If a line in the entries contains the string "músicas", include that line in your answer.

==== ENTRIES SUPPLIED

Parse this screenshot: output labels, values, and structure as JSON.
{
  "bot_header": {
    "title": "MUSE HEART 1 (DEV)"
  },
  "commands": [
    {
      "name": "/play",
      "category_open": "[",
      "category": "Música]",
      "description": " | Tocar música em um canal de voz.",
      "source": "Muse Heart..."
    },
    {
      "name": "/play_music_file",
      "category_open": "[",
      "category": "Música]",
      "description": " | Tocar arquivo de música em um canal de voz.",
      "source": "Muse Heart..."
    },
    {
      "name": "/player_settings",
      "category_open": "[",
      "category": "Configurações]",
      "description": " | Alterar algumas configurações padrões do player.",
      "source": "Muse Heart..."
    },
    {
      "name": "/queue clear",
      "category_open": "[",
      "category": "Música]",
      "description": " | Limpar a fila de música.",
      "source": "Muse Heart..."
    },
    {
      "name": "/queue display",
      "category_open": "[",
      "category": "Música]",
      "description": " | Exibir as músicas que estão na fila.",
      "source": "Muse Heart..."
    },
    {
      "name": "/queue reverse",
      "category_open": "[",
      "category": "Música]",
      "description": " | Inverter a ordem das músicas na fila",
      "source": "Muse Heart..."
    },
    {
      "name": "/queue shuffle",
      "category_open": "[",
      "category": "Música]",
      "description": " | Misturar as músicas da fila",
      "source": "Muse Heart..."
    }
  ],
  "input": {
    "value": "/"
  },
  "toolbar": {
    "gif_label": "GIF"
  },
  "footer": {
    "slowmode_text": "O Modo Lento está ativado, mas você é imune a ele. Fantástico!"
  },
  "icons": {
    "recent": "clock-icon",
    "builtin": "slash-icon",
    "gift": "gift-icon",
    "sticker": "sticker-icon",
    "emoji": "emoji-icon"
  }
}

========

**COMPLETED EXERCISE**
      "description": " | Exibir as músicas que estão na fila.",
      "description": " | Inverter a ordem das músicas na fila",
      "description": " | Misturar as músicas da fila",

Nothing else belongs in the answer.